A user of
wrote a Crystal handler for their own use-case.
They asked on the Gitter channel
if we could allow to load external handlers, so they don't have to fork
the project and install the fork, but rather just install their
lightweight package containing just the handler.
We both saw Python namespace packages as good candidates,
so I experimented a bit, and here are my conclusions.
Based on the documentation, there are
3 ways of creating a Python namespace package:
- native namespace packages
- pkgutil-style namespace packages
- pkg-resources-style namespace packages
I only considered the first two options (I'll let you read the docs to see why).
Native namespace packages are Python 3 compatible only.
Good, I don't support Python 2 in my projects.
To write a native namespace package, you just have to do one thing:
my_namespace_package/ my_module_a.py my_namespace_package/ my_module_b.py
Install both packages and you will be able to import
If you want to provide deeper modules, you will have to drop
__init__.py files along the way:
# main package package/ level1/ level2/ builtin_module.py subpackage/ __init__.py sub.py a.py # plugin package/ level1/ level2/ plugin_module.py
Notice how we don't have any
This is required for the plugin package to add modules there.
In this example,
subpackage has an
it means that our plugin package could not add a module into it.
pkgutil way is compatible with Python 2 and Python 3.
It allows to keep
# main package package/ __init__.py level1/ __init__.py level2/ __init__.py builtin_module.py # plugin package/ __init__.py level1/ __init__.py level2/ __init__.py plugin_module.py
__init__.py must contain this code:
from pkgutil import extend_path __path__ = extend_path(__path__, __name__)
Basically, it's a bit like the native way,
except that you keep your
but they must be identical across all packages!
__init__.py modules of the plugin will overwrite the
__init__.py modules of the main package. If they are not
identical, things will break (mostly imports).
So, with the native way, you cannot write code in
because those modules must not exist,
and with the
pkgutil way you must not write code in
because you don't want to have users duplicate it in their own.
At this state, I prefer the native way, as it's less files to write.

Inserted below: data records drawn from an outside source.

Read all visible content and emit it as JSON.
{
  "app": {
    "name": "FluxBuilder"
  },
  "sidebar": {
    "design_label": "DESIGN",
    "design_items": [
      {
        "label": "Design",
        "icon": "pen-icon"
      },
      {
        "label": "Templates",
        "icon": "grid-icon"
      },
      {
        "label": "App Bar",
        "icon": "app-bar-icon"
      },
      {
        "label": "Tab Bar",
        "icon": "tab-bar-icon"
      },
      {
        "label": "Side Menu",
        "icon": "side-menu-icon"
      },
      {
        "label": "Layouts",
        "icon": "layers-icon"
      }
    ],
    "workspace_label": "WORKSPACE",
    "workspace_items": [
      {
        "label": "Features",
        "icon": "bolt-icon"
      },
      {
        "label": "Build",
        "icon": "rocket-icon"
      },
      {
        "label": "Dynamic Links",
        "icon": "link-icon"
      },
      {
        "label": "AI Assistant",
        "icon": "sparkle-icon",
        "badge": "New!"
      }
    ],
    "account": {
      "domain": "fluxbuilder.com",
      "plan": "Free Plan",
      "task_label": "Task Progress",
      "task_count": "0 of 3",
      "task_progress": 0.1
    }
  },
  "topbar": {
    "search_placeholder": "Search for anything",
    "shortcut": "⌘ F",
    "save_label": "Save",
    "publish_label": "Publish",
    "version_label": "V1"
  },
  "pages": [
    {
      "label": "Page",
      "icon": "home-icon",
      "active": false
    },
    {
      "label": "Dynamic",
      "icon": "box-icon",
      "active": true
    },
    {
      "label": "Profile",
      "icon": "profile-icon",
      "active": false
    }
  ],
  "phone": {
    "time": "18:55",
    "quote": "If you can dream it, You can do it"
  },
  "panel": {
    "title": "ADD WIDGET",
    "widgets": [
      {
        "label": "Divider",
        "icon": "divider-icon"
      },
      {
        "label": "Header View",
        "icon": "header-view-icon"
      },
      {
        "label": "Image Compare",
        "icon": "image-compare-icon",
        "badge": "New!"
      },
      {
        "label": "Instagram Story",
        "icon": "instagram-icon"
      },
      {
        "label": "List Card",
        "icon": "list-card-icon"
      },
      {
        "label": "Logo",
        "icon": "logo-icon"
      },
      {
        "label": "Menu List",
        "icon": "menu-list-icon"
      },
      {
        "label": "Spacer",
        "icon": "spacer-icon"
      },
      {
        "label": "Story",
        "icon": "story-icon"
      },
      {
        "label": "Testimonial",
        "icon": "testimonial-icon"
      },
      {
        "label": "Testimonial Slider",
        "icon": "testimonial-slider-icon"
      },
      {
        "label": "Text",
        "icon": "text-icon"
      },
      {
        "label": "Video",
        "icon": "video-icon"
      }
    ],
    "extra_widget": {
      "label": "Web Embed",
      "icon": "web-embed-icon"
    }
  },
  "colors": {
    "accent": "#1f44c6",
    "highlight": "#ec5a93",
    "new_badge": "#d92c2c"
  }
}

Maybe namespace packages are not the best option for plugins.
But I would have loved being able to write my main package normally,
__init__.py, and as much code in those as I want,
and write the plugin package without any
__init__.py, so as to
"plug" (i.e. merge) additional modules into the main package:
# main package package/ __init__.py level1/ __init__.py level2/ __init__.py builtin_module.py # plugin package/ level1/ level2/ plugin_module.py
The order of installation would not matter of course,
as merging the main package into the plugin one, or the opposite,
would result in the same final package on the disk:
# main package package/ __init__.py level1/ __init__.py level2/ __init__.py builtin_module.py plugin_module.py
The main package author doesn't even have to think about plugins
and prepare the field by removing
__init__.py where it is needed.
Instead, they just write their package normally.
Then users can write a namespace package, mimicking the main package
structure, but without
__init__.py files, and BOOM, they
successfully wrote a plugin!
Native namespace packages look like they are trying to be implicit,
but in my taste they are still not implicit enough.
Also, merging namespace packages into packages of the same name
would allow easy patching of projects! Something not quite working
like you want to? Quickly create a namespace package with just the
patched module, and list it as a dependency.
What do you use to allow plugins in your Python projects 🙂?